No leaf left on any tree you can see from here.

It is good to have one’s darkest

suspicions confirmed.

You may keep secrets but you are not allowed

to choose which ones.

Some will be written on your tombstone

whispered over and over

by fallen leaves.

The thing you wanted everyone to know

will be forgotten.

Carve your own stone to say whatever you like

but beware survivors who may revise.

I’d rather trust the leaves:

the other day I met Ambrose Bierce walking

through the woods. I don’t mean his ghost.

The last thing he said to me was

“. . . before it’s too late.”

I’ve been trying

hard to remember the first part of the sentence.

That night I dreamed everyone I knew

wore masks that looked just like themselves.



Possible First Lines of a Novel


I could have died that morning

and no one would have been the wiser.


The thieves fled on foot.

Nobody chased them.


She pointed the pistol at him

and said, All right, you bastard, this is it.


She was the most beautiful woman

I had ever seen, and I knew

she could never love me.


My name is Smith, he said. Smith with an S.


The stairs seemed to go down forever.

The footsteps behind me were growing louder.


The clown’s makeup was smeared

with sweat and all the rice pudding
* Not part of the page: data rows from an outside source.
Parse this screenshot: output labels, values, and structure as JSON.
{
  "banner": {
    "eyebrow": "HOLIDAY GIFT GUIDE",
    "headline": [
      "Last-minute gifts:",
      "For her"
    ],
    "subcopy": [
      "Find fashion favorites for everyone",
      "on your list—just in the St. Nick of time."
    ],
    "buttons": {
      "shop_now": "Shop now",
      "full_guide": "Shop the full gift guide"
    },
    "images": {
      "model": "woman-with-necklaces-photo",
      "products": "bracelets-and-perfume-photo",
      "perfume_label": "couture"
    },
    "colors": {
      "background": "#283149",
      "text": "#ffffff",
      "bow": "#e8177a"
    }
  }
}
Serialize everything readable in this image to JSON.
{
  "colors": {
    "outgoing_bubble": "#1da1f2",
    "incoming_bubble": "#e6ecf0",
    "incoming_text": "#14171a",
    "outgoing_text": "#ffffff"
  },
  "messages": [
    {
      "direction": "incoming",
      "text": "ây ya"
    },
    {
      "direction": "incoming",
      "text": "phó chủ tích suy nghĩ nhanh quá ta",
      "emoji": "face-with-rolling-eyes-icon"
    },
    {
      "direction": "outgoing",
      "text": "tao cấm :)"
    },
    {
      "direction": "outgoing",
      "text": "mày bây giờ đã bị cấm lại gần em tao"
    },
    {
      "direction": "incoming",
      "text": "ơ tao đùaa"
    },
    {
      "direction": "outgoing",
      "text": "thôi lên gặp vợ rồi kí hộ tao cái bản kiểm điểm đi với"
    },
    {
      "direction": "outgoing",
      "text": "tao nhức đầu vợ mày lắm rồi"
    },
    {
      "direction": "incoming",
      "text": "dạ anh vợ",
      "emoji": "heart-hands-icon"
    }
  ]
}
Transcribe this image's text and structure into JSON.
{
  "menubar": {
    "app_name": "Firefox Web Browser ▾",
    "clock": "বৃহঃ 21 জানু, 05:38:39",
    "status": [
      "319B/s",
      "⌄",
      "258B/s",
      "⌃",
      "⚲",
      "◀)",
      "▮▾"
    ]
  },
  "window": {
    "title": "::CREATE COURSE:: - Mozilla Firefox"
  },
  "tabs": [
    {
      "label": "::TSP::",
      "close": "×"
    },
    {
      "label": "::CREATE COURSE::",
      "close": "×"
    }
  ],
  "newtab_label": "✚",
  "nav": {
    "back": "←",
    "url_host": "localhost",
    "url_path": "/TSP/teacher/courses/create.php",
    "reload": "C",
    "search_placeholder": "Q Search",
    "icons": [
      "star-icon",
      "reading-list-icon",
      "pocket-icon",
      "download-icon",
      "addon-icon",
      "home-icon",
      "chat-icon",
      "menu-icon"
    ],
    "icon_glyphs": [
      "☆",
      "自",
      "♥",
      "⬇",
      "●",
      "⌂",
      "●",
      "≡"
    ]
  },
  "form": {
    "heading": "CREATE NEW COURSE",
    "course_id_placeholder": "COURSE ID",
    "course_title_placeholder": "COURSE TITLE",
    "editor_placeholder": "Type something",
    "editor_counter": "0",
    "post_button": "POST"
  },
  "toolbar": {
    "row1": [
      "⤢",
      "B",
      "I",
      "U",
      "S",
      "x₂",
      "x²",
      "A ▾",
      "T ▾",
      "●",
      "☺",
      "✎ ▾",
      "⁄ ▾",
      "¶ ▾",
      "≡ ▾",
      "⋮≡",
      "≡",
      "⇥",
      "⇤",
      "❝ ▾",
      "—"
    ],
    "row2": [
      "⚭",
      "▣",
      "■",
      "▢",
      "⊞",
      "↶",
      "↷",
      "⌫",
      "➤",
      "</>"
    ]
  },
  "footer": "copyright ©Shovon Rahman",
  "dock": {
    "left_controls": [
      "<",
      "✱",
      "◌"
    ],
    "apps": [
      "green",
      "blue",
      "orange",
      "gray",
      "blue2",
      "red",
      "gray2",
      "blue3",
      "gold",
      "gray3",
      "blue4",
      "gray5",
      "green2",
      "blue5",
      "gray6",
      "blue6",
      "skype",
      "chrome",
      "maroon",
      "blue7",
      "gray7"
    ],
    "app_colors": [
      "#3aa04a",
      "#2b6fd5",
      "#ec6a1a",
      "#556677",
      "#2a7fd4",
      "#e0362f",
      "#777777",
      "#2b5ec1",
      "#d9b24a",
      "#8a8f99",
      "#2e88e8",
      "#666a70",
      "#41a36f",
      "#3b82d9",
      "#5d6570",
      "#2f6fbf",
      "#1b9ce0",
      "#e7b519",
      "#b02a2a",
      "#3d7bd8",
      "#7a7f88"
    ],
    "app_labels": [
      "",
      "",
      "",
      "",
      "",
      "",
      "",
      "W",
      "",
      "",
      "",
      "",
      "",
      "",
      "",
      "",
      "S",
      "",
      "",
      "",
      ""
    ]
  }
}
the children had flung at him.


I had to get rid of the body somehow.




If he knew he’d be dead by dark

Tolstoy supposedly said he’d keep

plowing which proves either

he really liked to plow or else

he was a bit off that day and I think

it must be the latter because

no sane human likes to plow that much

unless you mean the Shakespearean

metaphorical kind of plowing

but Ell Tee was way too uptight

for that sort of language

and not that imaginative

but if I were cursed with knowledge

of my own imminent demise

I’d find a hot metaphor

and have a wild time and get

a revolver to defend

myself just in case I’m slated to die

at the hands of a jealous lover

whose girlfriend I’ve never even

met and I know I’d probably

end up being shot with my own

weapon because as the Greeks

figured out a long time ago

that’s how these things usually end

because nobody escapes irony

but still I say it’s best

to go down fighting or

polishing your weapon or being

metaphorical or doing anything

that counts as honest rebellion







David Rogers' work has appeared in The Comstock Review, Atlanta Review, Sky and Telescope, and Astronomy magazine. He is the author of two novels, D.B. Cooper is Dead: A Solomon Starr Adventure and Thor’s Hammer, and a fantasy novella, Return of the Exile, each available from Amazon. David lives near Cave City, Kentucky.